Prime Minister Jacinda Ardern and Māori-Crown Relations Minister Kelvin Davis are denying claims the border reopening decision was made without Māori consultation.
The Government announced on Thursday that mandatory state-run managed isolation and quarantine (MIQ) will be phased out for international arrivals from March, with travellers expected to self-isolate for seven to 10 days instead.
In a statement released shortly after, Dr Donna Cormack from Te Rōpu Whakakaupapa Urutā - the National Māori Pandemic Group - said the plan was made without consultation with Māori, or consideration for their wellbeing.
"We understand the importance of people being able to return home, and families being able to reconnect," the health researcher and lecturer said.
"But we are concerned that in spite of repeated calls from Māori and the strong, clear messages from the Waitangi Tribunal to the Government at the end of last year, this announcement fails to consider the disparate impacts and risks for Māori communities."
She said due to the "racist, inequitable rollout of the vaccination programme", Māori have had later access to the COVID-19 vaccine and are not as protected as other population groups as a result.
"In addition, there are already inequities in the rollout of the paediatric vaccination, meaning that tamariki Māori are much less protected than Pākehā children - currently vaccination rates for Māori tamariki are about half those for the total population.
"It is frustrating and really worrying that the Government is prepared again to move ahead with plans that carry more risk for Māori than for other groups."
Ardern, speaking in Auckland CBD on Friday at the new Cloud pop-up vaccination centre, said Māori had been consulted.
"Throughout the pandemic we've worked really closely with Māori on our response," she told reporters.
"There's been areas, particularly things like care in our community, where we ensured that we are able to look after people - increasingly as it becomes a mild-to-moderate illness - in their homes.
"We've also been working closely on our vaccination rollout. Everything we're learning and developing along the way we're using to improve and ensure that every stage is better than the last.
"We know that there's always more we could be doing but I'm confident that what we've done here in New Zealand has protected all our people, including Māori.
"On the reopening dates, we've been very deliberate in choosing to reopen at the time we have, to enable as many people as possible to be eligible for their booster. In fact, 92 percent by the time we reopen will be eligible for that booster and I encourage everyone to go out and take up that opportunity."
Davis also pushed back against the accusations.
"I disagree entirely with that," he told reporters.
"We've been engaging with Māori since March 2020. In fact, earlier this week we met with the pandemic response group. We gave them a heads up about the Prime Minister's announcement that she made yesterday. They were fairly relaxed about that and appreciated the conversations that we have been having.
"I just really dispute the calls from some groups in Māoridom that there hasn't been consultation, because even this week we've met with the Iwi chairs three times.

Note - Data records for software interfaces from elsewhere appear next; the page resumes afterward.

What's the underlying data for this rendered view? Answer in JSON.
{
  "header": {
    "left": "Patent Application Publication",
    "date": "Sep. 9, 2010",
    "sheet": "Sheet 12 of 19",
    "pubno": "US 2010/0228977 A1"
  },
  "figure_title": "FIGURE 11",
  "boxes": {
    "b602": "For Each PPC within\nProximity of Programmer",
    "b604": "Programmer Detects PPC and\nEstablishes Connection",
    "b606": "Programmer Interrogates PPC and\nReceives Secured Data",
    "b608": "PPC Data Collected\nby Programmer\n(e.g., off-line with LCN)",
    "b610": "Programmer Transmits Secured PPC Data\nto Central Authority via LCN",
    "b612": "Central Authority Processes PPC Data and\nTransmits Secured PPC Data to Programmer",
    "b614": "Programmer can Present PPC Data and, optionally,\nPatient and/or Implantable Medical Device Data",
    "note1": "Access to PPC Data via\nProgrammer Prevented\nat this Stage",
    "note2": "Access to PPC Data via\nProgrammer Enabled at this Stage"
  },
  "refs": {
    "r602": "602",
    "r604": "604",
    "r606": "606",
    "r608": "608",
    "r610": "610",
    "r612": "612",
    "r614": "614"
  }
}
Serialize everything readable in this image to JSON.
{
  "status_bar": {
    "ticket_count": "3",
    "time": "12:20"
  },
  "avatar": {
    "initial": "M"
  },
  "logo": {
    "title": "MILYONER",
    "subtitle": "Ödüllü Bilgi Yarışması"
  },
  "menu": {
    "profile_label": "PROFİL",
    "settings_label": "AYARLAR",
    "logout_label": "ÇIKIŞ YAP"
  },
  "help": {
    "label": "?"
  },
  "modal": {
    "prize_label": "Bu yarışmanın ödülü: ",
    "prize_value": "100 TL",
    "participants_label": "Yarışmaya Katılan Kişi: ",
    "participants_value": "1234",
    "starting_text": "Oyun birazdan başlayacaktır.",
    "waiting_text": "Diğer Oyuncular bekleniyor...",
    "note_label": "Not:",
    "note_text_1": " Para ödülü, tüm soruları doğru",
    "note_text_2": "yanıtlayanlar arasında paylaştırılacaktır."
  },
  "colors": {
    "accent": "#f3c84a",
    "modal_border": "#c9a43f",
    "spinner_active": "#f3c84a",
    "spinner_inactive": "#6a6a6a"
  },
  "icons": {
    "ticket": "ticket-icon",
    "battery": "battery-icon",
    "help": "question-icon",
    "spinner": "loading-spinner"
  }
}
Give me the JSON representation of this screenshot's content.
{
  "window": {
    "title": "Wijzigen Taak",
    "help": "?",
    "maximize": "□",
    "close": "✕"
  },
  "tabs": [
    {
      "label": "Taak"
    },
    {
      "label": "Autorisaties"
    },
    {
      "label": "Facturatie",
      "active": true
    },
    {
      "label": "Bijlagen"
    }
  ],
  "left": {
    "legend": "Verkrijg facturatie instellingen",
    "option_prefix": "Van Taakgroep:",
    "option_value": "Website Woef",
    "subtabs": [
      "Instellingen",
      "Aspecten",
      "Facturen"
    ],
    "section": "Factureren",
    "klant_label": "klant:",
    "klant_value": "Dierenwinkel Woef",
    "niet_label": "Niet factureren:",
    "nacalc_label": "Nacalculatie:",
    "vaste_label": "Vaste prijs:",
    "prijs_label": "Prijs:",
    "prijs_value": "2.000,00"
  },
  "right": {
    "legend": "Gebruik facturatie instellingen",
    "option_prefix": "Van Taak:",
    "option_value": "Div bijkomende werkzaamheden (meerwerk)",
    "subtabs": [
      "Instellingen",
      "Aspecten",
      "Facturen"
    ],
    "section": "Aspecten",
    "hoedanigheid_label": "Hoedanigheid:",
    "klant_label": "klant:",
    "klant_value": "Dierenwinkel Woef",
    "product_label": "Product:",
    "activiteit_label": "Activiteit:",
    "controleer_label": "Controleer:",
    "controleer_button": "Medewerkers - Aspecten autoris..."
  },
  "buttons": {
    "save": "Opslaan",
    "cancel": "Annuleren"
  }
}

During the height of Delta last year, I was meeting with three different groups each week.
"There's been a lot of conversations and we've taken on board a lot of the ideas that we've come up with."
The disagreement comes just days before virtual Waitangi commemorations. The usual packed gathering at Te Whare Rūnanga on the Upper Grounds of Waitangi has been called off this year to avoid an Omicron outbreak.
"That doesn't stop us around the country being able to take stock on the day, to reflect - as I've done today - with our National Iwi Chairs Forum on the progress that we're making and the work that's yet to be done," Ardern said.
"There's always more work to be done but in my view that will be the case with a document, that is a living document, where we're constantly striving to be better partners as a government."
It's not the first time the Government has been accused of leaving Māori behind during the pandemic. The Waitangi Tribunal released a scathing ruling of the Government's response in December last year, saying Māori were put at risk, particularly due to the initial blanket approach to the vaccine rollout.
The Government, after calls for change, opted for a whānau-centred approach to the vaccine rollout for Māori and is contributing millions of dollars to providers.
The Ministry of Health lost a High Court battle in November against the Whānau Ora Commissioning Agency over its repeated requests for data on all eligible Māori in the North Island who had not been vaccinated.
The Ministry of Health has since provided information on unvaccinated Māori aged 12 and up. The Whānau Ora Commissioning Agency is now planning further legal action to get data on tamariki Māori who are eligible for the vaccine.
The latest data shows 90 percent of Māori have had at least one dose.
An additional 100,000 Māori will be eligible to get their booster vaccine now the interval between the second dose and the booster has been shortened from four months to three.
So far, 116,557 Māori have had their booster.